You won't be able to put this stunning debut thriller down. Kate Moore is an expat with a secret past as a CIA operative. She moves to Luxembourg with her geeky computer analyst husband, and meets expats Julia and Bill, who have secrets as well. The plot is full of deceptions and twists and turns.
In Beginner's Goodbye, Aaron is an editor at his family's business, a vanity press, married to a no-nonsense doctor, who always eats 6 Triscuits for a snack, because that is the serving size on the package. When she dies, his life is upended. Tyler's story is a masterpiece of relationships between slightly eccentric characters. We see Aaron's marriage as he relives it after Dorothy dies, his family relationships especially with his bossy older sister, his relationships in his office and with his neighbors. A charming and endearing read.
Alan Furst is a master of the historical spy novel, and his books are so evocative of their settings, mostly pre-WWII in France. In 1938, film star Fredric Stahl is on his way to Paris to make a film. Will he become a part of the Nazi effort to demoralize the French? Furst effectively creates the tension in Paris leading up to the German invasion while all the time immersing us in the ambiance of Paris, the streets, cafes, hotels, and way of life.
Daniel Silva's latest thriller features Gabriel Allon who is Bill Clinton's favorite fictional character according to an interview on CBS by Charlie Rose. The body of a young woman is found on the floor of the Sistine Chapel. Was it suicide or murder? Silva's novels are fast paced and suspenseful, and offer insight into the politics of the Middle East from a pro-Israel point of view. The setting for this one includes Rome, Vienna, Berlin, St. Moritz and Jerusalem.

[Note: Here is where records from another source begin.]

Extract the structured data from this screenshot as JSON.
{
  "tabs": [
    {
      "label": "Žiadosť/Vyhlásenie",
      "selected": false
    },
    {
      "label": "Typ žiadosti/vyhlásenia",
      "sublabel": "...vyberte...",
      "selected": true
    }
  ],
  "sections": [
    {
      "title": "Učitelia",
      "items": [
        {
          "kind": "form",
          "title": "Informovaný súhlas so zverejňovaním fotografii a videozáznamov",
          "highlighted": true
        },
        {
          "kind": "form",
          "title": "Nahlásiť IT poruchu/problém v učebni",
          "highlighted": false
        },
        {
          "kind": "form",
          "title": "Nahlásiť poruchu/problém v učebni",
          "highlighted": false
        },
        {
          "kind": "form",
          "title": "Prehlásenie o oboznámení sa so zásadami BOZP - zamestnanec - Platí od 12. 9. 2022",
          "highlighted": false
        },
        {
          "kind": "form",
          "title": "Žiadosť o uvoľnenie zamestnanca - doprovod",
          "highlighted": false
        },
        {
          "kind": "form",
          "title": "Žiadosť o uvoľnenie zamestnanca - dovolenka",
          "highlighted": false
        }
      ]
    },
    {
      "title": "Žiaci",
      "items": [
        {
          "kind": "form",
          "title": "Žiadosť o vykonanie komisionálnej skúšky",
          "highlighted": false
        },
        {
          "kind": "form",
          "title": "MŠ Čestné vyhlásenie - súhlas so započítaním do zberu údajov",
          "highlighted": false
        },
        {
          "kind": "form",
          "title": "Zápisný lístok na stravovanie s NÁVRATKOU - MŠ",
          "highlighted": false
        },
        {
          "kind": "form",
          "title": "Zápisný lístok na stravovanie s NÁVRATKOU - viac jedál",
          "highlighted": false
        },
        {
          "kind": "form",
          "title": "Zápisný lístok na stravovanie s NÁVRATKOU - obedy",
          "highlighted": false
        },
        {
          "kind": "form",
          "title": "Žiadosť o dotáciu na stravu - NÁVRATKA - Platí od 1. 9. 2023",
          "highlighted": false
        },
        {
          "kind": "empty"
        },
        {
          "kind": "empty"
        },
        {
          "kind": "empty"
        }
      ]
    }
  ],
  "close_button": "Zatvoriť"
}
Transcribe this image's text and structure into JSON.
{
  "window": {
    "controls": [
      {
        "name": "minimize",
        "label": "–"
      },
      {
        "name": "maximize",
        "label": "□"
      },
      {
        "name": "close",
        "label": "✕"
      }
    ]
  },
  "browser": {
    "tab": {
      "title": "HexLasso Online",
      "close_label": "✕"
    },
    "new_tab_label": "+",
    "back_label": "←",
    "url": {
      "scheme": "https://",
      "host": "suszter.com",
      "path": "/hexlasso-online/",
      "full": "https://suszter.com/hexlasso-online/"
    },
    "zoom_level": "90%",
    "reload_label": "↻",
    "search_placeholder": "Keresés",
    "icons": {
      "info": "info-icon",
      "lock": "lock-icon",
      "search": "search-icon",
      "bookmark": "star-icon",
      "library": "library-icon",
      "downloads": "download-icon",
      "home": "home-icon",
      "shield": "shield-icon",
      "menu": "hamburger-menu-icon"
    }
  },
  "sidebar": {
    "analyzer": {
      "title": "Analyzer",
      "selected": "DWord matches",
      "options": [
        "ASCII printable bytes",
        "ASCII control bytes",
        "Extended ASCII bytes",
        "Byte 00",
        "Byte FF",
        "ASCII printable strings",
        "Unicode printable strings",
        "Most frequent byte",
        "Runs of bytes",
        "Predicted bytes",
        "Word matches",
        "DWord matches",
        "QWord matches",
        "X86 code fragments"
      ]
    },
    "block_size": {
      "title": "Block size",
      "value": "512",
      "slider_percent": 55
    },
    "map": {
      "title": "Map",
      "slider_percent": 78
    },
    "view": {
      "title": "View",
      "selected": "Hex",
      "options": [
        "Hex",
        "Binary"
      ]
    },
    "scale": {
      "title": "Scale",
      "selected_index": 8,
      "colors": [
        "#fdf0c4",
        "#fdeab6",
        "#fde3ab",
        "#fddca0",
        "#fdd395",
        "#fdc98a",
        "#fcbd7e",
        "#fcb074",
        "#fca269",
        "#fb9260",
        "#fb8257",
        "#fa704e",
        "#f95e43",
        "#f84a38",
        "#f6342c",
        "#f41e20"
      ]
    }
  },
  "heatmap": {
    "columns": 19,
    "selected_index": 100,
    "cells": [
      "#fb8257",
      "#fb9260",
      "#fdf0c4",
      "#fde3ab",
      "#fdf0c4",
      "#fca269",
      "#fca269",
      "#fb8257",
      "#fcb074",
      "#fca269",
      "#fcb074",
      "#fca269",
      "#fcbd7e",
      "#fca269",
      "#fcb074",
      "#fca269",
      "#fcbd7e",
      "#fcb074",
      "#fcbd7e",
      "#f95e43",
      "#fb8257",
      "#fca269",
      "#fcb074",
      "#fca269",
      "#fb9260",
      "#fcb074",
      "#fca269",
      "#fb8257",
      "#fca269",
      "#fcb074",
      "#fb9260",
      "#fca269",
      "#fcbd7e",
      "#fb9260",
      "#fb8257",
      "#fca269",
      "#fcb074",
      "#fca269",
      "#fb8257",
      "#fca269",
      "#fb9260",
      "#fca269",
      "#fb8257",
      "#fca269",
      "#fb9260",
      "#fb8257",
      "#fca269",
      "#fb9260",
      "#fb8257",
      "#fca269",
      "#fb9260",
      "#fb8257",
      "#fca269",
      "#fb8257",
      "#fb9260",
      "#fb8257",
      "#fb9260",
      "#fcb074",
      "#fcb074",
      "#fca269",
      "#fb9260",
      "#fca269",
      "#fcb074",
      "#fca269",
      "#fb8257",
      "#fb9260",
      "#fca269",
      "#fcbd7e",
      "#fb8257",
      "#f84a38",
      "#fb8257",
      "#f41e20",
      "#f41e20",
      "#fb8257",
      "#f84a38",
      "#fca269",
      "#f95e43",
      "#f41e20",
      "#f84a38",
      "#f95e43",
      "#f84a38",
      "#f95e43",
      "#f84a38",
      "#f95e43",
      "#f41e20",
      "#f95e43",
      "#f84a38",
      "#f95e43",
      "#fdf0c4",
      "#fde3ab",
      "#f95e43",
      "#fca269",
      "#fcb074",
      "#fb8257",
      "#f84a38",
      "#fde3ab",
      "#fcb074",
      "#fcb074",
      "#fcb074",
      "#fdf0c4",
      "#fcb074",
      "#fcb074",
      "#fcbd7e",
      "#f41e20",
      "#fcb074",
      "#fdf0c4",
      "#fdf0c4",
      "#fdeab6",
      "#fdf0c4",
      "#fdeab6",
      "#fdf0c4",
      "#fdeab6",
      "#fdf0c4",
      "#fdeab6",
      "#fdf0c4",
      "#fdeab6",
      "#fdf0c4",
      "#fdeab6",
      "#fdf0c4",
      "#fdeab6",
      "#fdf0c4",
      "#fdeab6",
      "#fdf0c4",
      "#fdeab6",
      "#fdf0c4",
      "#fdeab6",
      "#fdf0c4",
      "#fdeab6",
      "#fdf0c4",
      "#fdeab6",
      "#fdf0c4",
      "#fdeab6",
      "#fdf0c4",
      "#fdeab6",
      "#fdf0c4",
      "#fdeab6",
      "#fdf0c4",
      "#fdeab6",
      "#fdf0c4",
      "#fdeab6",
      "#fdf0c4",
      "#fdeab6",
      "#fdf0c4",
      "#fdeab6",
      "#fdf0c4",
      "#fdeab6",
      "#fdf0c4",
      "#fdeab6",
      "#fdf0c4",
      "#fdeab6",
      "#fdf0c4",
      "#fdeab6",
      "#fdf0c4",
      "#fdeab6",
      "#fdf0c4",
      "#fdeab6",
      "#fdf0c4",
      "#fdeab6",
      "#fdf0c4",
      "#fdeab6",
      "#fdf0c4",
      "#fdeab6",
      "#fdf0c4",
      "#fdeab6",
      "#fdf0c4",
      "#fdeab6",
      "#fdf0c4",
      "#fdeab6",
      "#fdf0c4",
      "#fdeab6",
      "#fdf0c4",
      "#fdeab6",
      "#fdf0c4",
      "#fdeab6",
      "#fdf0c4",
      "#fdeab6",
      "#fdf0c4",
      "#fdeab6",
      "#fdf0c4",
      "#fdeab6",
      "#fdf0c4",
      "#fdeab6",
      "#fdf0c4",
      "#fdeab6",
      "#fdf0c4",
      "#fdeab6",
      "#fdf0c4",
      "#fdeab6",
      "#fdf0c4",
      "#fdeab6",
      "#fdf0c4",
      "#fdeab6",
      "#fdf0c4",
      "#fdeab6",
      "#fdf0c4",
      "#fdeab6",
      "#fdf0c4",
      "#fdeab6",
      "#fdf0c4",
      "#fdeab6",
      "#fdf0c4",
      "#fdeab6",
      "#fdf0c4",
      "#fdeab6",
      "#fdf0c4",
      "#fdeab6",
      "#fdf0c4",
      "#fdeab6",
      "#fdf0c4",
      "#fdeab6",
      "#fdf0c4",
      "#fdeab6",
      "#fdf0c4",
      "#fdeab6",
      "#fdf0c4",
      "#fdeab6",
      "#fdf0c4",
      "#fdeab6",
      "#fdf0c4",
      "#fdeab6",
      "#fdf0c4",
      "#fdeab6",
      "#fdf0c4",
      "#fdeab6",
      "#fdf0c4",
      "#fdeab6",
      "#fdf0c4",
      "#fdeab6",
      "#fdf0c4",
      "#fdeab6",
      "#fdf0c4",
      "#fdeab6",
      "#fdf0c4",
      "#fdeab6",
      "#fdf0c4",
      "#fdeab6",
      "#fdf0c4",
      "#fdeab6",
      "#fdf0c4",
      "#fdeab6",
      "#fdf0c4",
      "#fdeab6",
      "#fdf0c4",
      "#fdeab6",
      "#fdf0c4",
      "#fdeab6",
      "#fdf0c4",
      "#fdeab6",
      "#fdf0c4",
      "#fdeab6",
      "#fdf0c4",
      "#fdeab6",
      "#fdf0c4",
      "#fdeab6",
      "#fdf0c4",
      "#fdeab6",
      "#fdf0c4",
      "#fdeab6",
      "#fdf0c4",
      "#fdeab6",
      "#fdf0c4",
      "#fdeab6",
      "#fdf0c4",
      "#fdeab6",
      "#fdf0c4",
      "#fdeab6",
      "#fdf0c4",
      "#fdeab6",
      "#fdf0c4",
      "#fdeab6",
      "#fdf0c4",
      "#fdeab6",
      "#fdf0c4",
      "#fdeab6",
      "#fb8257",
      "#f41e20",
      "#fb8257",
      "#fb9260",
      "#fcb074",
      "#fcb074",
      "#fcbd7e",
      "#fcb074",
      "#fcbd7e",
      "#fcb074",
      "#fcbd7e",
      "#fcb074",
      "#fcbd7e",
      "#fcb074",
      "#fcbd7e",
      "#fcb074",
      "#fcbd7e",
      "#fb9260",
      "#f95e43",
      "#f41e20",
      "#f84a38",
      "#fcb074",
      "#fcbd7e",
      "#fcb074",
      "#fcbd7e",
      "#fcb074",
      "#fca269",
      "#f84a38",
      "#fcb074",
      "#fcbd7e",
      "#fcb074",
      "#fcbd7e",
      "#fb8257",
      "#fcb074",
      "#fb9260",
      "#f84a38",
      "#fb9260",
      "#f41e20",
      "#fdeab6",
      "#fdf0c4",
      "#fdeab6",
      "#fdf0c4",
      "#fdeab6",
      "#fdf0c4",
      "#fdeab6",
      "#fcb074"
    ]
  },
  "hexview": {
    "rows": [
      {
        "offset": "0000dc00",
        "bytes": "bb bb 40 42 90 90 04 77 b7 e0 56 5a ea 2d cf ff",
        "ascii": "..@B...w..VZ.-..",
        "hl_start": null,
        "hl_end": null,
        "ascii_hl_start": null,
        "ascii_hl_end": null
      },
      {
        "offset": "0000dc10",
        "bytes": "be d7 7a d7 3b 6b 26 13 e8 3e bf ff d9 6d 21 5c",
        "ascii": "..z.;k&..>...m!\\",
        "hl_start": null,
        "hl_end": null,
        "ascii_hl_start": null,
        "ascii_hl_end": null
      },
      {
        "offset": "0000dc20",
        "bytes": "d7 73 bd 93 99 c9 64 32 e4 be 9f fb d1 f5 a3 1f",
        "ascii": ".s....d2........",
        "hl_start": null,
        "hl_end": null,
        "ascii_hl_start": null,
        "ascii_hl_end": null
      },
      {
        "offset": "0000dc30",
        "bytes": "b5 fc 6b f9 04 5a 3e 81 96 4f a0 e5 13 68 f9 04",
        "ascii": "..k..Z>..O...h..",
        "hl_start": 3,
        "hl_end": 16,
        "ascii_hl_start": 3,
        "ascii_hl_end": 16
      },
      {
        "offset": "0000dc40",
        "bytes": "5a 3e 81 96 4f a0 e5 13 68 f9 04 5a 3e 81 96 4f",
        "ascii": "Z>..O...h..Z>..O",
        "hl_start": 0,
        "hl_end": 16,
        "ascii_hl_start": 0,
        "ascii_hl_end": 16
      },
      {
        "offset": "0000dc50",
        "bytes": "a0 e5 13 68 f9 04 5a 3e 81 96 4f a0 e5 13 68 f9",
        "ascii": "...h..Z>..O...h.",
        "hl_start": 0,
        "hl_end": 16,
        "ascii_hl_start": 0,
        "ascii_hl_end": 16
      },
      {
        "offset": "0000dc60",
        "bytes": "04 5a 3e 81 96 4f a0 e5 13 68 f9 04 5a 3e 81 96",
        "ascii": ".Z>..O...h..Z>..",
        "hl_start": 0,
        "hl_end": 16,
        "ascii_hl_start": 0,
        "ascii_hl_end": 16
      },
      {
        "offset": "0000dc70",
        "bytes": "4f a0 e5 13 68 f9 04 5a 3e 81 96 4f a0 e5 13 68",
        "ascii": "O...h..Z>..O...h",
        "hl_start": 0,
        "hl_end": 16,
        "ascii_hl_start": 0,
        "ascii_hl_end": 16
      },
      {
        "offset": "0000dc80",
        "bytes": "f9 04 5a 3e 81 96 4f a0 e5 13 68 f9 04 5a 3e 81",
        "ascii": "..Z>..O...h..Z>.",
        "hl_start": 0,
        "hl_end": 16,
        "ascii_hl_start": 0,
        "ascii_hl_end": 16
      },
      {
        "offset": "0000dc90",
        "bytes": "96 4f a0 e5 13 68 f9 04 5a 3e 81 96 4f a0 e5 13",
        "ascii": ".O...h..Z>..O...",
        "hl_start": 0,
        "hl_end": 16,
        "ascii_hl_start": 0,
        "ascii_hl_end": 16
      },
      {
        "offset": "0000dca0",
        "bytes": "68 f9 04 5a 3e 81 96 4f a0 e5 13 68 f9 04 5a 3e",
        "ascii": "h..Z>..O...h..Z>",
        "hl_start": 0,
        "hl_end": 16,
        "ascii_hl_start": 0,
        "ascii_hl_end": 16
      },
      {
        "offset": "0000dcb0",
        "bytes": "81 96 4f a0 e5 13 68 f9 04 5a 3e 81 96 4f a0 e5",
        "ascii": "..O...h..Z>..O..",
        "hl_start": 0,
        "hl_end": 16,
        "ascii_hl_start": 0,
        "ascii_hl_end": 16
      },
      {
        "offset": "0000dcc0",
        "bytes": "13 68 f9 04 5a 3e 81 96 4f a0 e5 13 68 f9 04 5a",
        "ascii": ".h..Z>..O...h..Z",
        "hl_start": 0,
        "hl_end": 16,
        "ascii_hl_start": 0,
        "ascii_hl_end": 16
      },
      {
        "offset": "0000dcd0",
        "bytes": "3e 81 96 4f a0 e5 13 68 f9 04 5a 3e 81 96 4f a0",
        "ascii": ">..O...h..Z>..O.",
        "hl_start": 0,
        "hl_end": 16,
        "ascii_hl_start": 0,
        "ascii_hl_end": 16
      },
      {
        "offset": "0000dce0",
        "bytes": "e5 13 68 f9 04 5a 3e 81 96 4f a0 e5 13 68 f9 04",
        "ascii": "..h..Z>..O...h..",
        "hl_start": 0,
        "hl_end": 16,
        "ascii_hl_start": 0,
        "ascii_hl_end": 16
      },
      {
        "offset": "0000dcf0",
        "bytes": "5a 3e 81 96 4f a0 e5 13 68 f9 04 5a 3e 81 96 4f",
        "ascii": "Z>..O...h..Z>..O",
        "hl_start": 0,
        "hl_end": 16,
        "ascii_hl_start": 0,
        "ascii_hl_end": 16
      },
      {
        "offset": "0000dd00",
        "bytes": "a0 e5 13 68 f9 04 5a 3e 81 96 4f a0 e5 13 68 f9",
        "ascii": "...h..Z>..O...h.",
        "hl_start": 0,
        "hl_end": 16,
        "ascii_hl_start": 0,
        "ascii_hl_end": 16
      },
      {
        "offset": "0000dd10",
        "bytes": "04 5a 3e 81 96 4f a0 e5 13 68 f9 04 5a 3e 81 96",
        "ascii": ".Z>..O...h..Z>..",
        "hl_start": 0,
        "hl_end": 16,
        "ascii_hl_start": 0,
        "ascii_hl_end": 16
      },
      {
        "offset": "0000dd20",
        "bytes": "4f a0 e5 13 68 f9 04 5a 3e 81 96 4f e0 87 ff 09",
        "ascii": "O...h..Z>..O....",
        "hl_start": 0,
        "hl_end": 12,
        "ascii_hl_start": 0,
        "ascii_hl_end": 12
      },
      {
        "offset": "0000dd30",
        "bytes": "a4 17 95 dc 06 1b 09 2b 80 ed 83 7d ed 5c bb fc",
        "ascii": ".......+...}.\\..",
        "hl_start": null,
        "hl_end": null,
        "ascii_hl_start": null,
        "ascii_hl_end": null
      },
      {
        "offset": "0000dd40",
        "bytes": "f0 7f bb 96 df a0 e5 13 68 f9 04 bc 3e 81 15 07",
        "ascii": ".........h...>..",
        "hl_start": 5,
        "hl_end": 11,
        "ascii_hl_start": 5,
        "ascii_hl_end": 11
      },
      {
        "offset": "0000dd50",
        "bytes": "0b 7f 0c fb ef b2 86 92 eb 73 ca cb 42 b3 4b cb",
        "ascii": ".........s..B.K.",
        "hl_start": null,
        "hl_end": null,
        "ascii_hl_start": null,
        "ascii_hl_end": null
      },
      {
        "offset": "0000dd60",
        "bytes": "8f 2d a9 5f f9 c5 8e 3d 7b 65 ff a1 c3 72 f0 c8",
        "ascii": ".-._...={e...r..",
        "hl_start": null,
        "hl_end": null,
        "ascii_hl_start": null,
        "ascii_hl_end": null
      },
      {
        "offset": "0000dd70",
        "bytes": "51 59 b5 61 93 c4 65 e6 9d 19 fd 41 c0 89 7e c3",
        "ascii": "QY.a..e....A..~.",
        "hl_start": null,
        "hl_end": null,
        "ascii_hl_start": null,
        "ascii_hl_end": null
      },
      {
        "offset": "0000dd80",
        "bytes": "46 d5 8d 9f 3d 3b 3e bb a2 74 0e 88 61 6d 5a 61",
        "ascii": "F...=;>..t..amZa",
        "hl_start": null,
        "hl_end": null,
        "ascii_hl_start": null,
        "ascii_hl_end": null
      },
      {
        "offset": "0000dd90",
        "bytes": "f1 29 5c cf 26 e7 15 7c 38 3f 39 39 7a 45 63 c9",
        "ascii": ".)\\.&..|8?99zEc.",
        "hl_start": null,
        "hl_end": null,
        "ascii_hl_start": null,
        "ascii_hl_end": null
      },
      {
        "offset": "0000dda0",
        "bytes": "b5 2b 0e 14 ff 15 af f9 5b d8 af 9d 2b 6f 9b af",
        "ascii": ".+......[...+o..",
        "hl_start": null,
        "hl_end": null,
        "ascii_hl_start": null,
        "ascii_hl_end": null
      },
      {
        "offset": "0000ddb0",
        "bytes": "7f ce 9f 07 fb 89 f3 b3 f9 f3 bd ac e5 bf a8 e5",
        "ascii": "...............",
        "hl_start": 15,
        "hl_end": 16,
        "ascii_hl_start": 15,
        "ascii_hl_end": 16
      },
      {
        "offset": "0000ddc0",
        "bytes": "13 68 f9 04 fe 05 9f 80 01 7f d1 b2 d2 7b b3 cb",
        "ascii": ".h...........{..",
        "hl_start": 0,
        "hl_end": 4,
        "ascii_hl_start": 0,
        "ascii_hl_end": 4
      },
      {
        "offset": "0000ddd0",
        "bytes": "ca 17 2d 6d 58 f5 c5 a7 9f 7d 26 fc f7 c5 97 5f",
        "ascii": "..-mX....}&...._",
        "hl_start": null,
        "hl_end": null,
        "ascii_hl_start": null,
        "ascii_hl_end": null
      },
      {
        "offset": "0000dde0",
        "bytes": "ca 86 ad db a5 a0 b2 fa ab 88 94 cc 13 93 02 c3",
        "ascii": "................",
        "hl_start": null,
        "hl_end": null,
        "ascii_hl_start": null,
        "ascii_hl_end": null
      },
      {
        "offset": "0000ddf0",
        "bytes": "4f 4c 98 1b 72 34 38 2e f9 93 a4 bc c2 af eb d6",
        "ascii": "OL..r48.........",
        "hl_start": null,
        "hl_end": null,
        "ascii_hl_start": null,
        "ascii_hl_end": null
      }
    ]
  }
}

Billy Beane changed baseball forever when he used computer analysis to find undervalued players, replacing the very subjective "old" ways of recruiting. Fascinating look at the role of the General Manager.